**WHAT IS EXPECTED**
Below are the records; collect from them each line containing the string "value".

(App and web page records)
>>>

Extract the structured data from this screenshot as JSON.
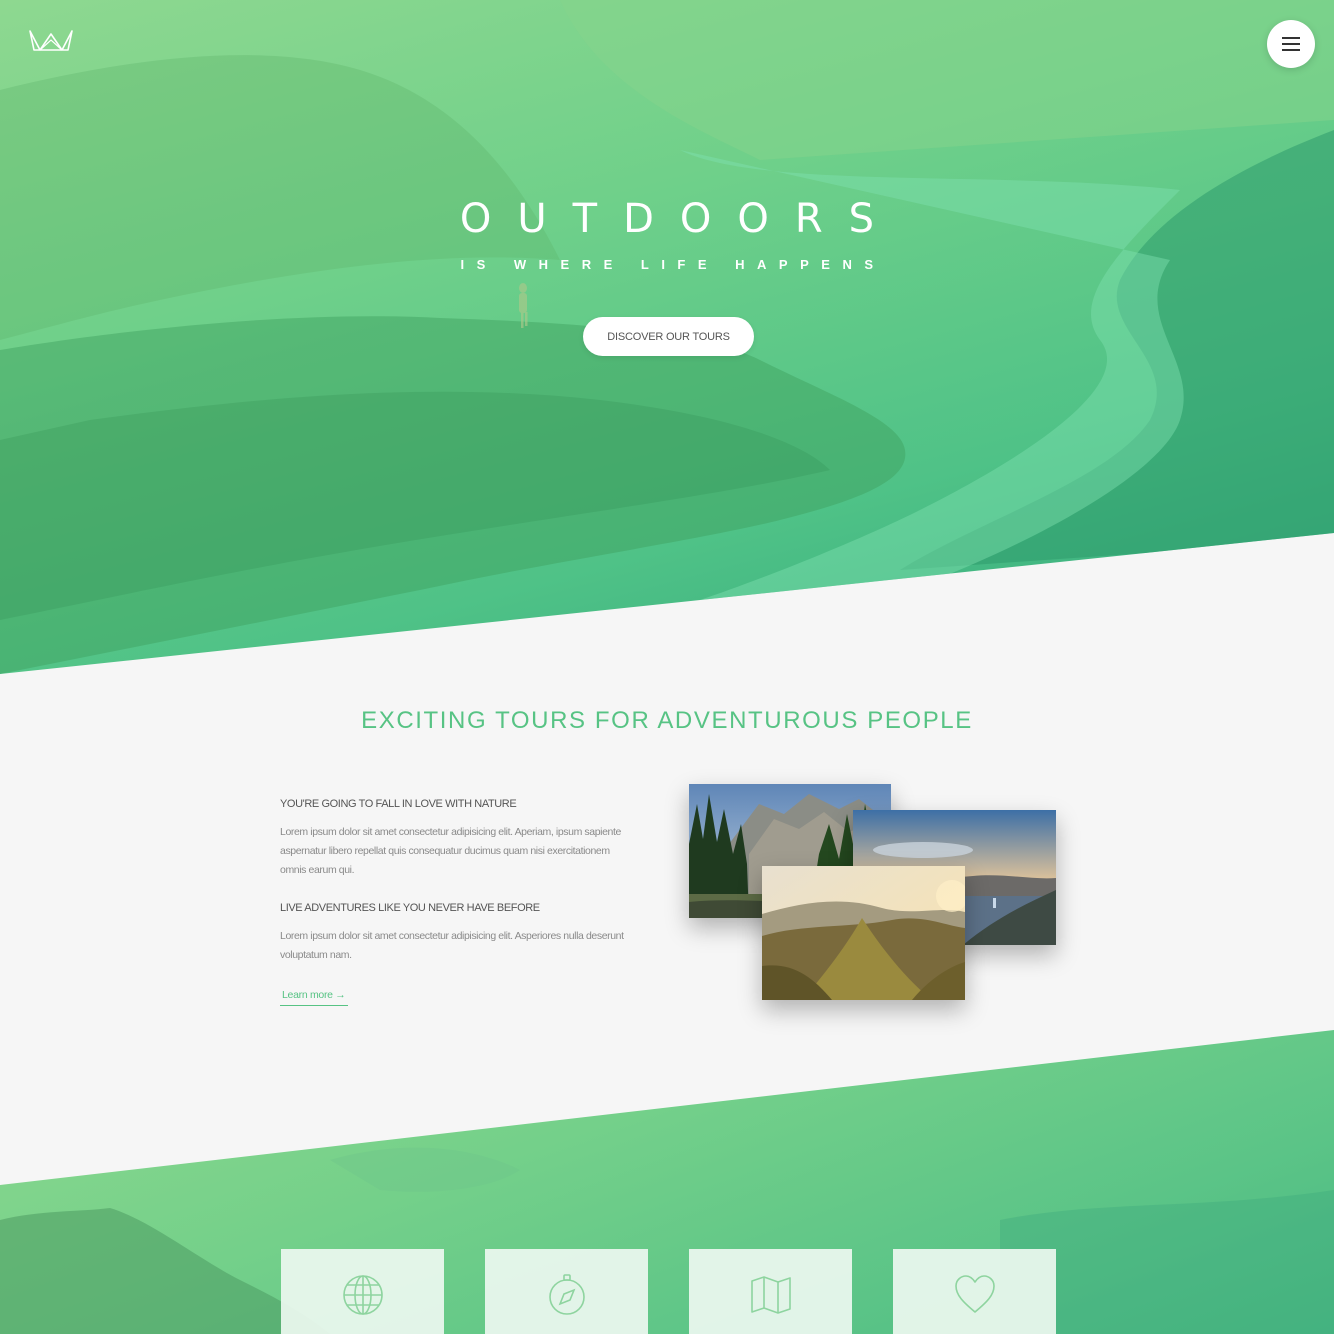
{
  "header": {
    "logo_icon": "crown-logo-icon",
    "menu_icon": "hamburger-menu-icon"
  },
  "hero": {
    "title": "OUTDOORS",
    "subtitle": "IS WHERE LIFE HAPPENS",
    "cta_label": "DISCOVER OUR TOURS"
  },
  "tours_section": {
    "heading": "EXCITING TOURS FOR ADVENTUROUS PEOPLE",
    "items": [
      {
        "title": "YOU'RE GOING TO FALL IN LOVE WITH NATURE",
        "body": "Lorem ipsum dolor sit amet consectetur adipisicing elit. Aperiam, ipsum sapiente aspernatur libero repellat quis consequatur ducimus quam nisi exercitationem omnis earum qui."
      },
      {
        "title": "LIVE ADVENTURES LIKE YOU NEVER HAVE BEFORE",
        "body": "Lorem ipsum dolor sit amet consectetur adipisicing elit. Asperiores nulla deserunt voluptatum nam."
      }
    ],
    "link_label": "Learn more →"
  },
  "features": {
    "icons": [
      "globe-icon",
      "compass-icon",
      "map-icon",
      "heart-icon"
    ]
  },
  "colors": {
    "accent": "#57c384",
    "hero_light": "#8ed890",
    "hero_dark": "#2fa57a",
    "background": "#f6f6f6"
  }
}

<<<
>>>

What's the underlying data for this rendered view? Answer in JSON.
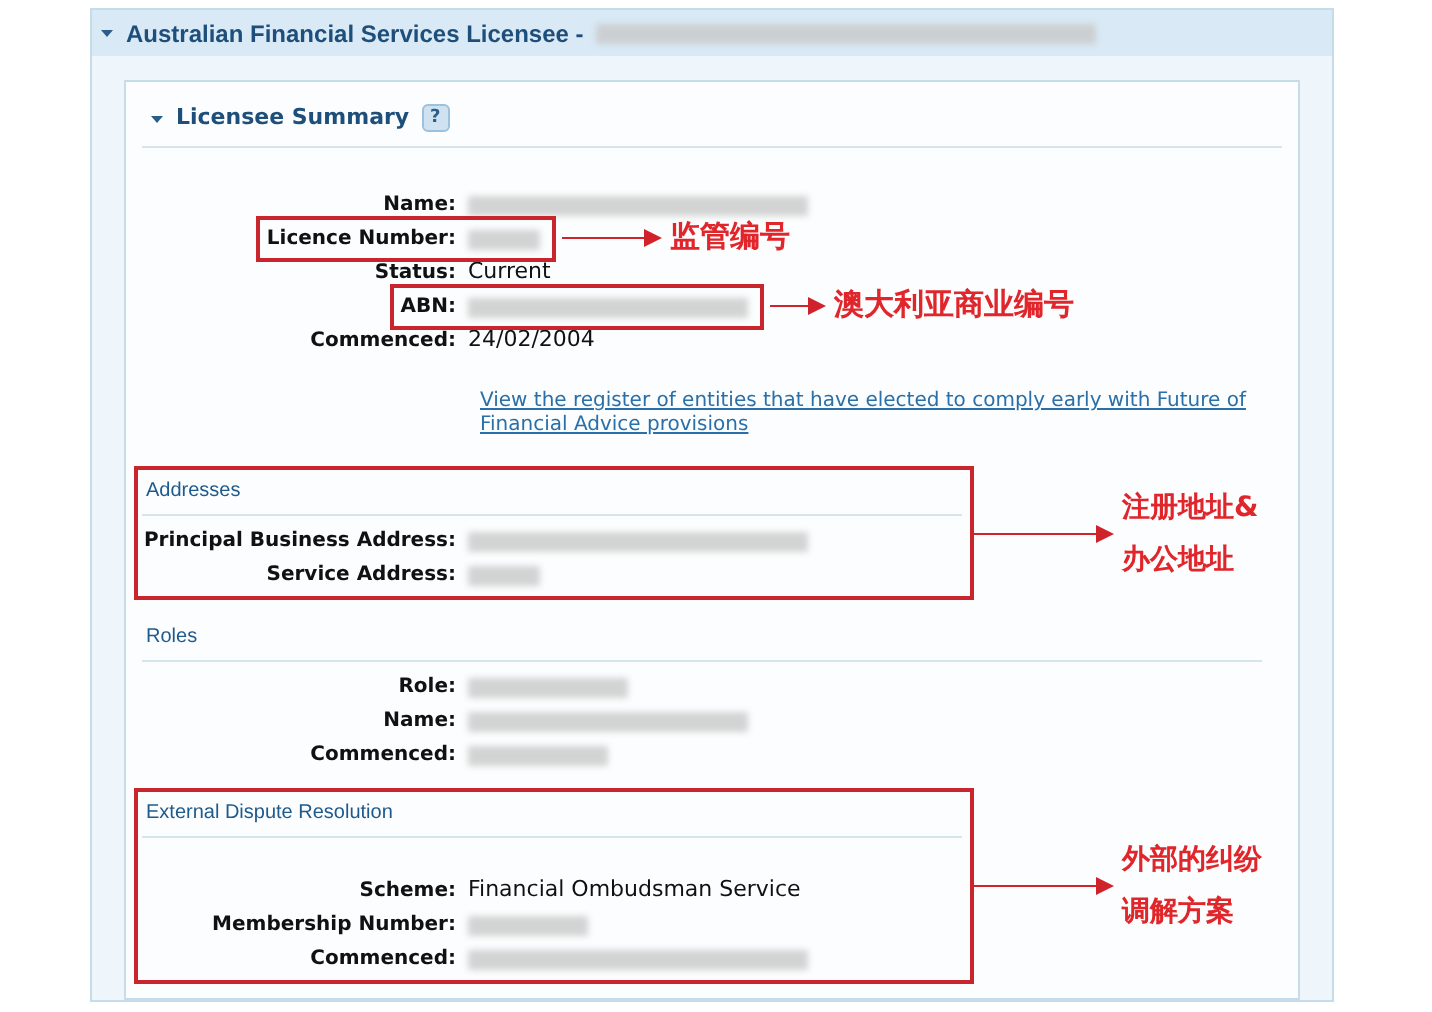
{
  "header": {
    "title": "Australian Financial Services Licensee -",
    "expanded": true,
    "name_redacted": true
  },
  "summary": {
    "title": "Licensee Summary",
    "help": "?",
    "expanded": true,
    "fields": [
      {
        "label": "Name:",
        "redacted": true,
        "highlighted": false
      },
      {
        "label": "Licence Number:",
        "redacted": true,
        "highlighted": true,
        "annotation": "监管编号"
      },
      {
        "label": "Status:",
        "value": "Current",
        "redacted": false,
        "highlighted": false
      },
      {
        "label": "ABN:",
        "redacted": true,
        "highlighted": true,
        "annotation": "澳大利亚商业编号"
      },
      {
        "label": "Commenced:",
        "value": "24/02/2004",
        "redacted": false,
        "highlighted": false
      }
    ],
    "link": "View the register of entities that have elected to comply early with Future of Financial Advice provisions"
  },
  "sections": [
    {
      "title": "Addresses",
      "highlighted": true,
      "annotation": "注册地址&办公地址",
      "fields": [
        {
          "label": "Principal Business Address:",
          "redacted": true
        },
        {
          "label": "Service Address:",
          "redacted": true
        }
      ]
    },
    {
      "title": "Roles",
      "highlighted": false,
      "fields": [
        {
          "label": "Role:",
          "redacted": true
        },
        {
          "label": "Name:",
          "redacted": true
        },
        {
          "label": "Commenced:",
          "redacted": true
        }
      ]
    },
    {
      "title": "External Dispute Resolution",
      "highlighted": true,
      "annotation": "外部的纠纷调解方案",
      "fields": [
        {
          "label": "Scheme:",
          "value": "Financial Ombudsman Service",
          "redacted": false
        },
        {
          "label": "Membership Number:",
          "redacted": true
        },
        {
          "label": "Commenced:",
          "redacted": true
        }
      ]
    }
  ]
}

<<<

**ANSWER FOR THIS EXERCISE**
        "value": "Current",
        "value": "24/02/2004",
          "value": "Financial Ombudsman Service",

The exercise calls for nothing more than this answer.